The Kennedys had asked for quenelles de brochet and mousse of sole with lobster. The Johnsons wanted barbecue, spoonbread and chili.
"You can eat at home what you want, but you do not serve barbecued spareribs at a banquet with the ladies in white gloves," he told The Post.
In 1965, the Johnsons hired a Texan "food coordinator" to cut costs. Her bargain--hunting brought frozen and canned vegetables to 1600 Pennsylvania Ave., a change Verdon couldn't stomach.
"I don't think you can economize on food in the White House," he said. Plus, "I don't want to lose my reputation."
He resigned at the end of the year "in a Gallic huff," according to Time magazine, after he was asked to prepare a cold puree of garbanzo beans — a dish he described as "already bad hot."
Rene Verdon was born June 29, 1924, in the village of Pouzauges on France's west coast, where his parents owned a bakery and pastry shop.
He grew up helping his father deliver bread and apprenticed to a chef at a hotel in Nantes. From there, he went to Paris, where he worked in restaurants such as the Berkeley before moving to the United States in the late 1950s.

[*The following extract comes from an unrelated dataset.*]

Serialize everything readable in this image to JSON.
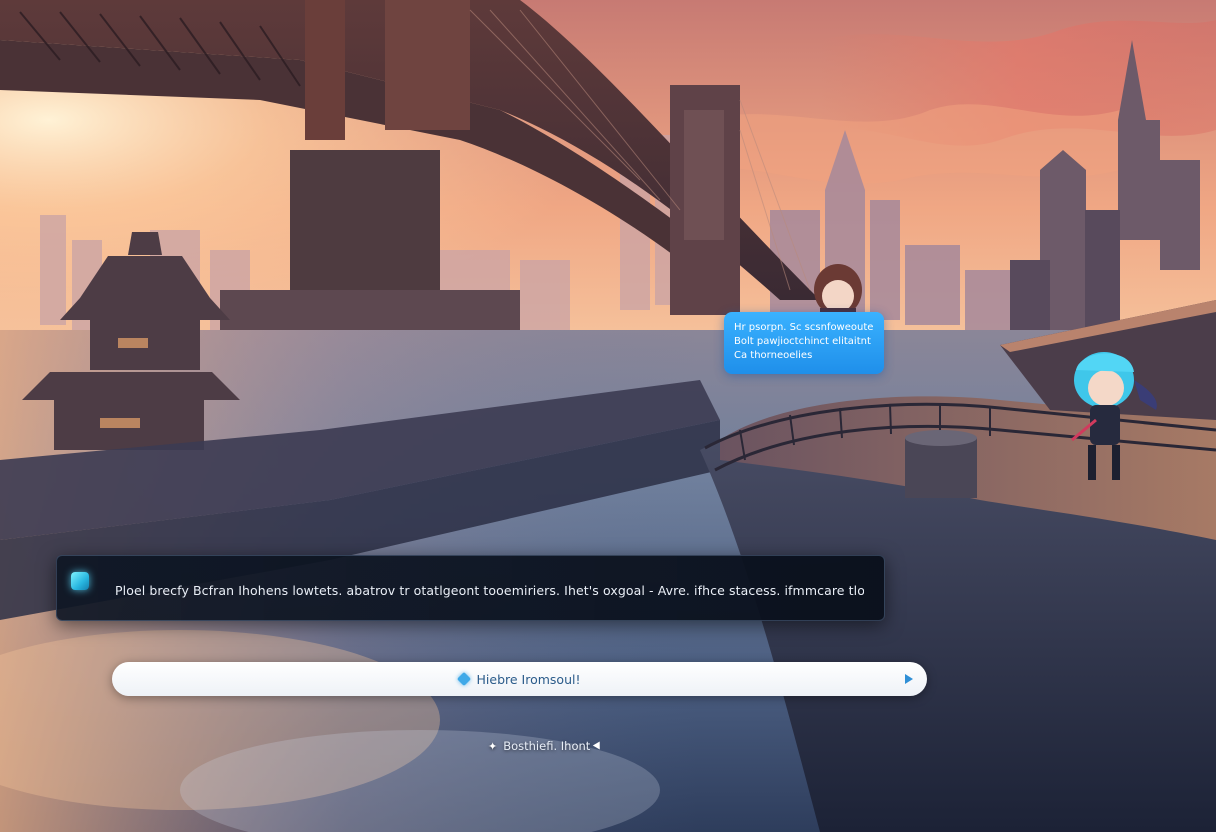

He was working as an assistant chef at the Carlyle Hotel in New York, where the Kennedys had a penthouse, when John F. Kennedy was elected president.
After leaving the White House, Verdon spent several years hawking electric kitchen appliances and then settled in San Francisco. He wrote several books, including "The White House Chef Cookbook" (1968) and "The Enlightened Cuisine" (1985).
In 1972, he started Le Trianon, a French restaurant hailed in the Times for its "Old--World charm."
Survivors include his wife, Yvette, a former House of Chanel director who ran the front of the house at Le Trianon.
Verdon presided over several state dinners, but his favorite, he said, was held in 1961 at Mount Vernon — George Washington's estate on the banks of the Potomac River — in honor of the president of Pakistan.
The mansion had neither a kitchen for Verdon nor modern toilets for the 132 guests who arrived by boat. And Mount Vernon's swampy grounds were thick with mosquitoes.
Verdon prepared a simple meal at the White House — an appetizer of avocado and crabmeat followed by chicken casserole — that was trucked 16 miles to Mount Vernon. When he saw Park Service employees spraying insecticide to battle the bugs, he threatened to quit.
"I'm not going to be responsible," he cried, "for the number of deaths from DDT!"
He was calmed after Secret Service officers taste--tested several dishes. Guests ate under a tent and listened to the National Symphony Orchestra, and the night was pronounced a triumph.
"Onlookers have speculated as to what marks the end of the Kennedy era," read a 1965 editorial in The Post. "The resignation that truly signals the end of the Kennedy era is that of Chef Rene Verdon."